▶ [RECORDED DATA]
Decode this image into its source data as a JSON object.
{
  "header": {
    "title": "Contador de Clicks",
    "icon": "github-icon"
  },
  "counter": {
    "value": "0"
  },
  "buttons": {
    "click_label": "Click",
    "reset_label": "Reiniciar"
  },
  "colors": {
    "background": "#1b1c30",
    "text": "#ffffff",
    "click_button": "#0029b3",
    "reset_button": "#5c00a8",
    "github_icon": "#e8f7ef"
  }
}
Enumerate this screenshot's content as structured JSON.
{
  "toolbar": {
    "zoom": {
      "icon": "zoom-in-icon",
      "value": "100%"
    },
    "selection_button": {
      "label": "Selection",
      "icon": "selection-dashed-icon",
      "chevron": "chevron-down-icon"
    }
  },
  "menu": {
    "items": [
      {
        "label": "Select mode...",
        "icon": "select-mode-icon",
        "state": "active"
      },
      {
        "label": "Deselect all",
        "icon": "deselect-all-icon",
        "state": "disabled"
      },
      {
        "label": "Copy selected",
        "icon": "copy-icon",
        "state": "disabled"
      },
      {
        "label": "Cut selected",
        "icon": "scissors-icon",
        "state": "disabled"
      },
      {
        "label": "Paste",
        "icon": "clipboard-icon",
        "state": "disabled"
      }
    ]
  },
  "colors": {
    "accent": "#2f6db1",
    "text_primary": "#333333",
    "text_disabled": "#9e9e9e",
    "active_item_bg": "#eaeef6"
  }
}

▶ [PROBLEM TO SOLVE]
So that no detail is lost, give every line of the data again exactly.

▶ [RESULT OF THE TASK]
Decode this image into its source data as a JSON object.
{
  "header": {
    "title": "Contador de Clicks",
    "icon": "github-icon"
  },
  "counter": {
    "value": "0"
  },
  "buttons": {
    "click_label": "Click",
    "reset_label": "Reiniciar"
  },
  "colors": {
    "background": "#1b1c30",
    "text": "#ffffff",
    "click_button": "#0029b3",
    "reset_button": "#5c00a8",
    "github_icon": "#e8f7ef"
  }
}
Enumerate this screenshot's content as structured JSON.
{
  "toolbar": {
    "zoom": {
      "icon": "zoom-in-icon",
      "value": "100%"
    },
    "selection_button": {
      "label": "Selection",
      "icon": "selection-dashed-icon",
      "chevron": "chevron-down-icon"
    }
  },
  "menu": {
    "items": [
      {
        "label": "Select mode...",
        "icon": "select-mode-icon",
        "state": "active"
      },
      {
        "label": "Deselect all",
        "icon": "deselect-all-icon",
        "state": "disabled"
      },
      {
        "label": "Copy selected",
        "icon": "copy-icon",
        "state": "disabled"
      },
      {
        "label": "Cut selected",
        "icon": "scissors-icon",
        "state": "disabled"
      },
      {
        "label": "Paste",
        "icon": "clipboard-icon",
        "state": "disabled"
      }
    ]
  },
  "colors": {
    "accent": "#2f6db1",
    "text_primary": "#333333",
    "text_disabled": "#9e9e9e",
    "active_item_bg": "#eaeef6"
  }
}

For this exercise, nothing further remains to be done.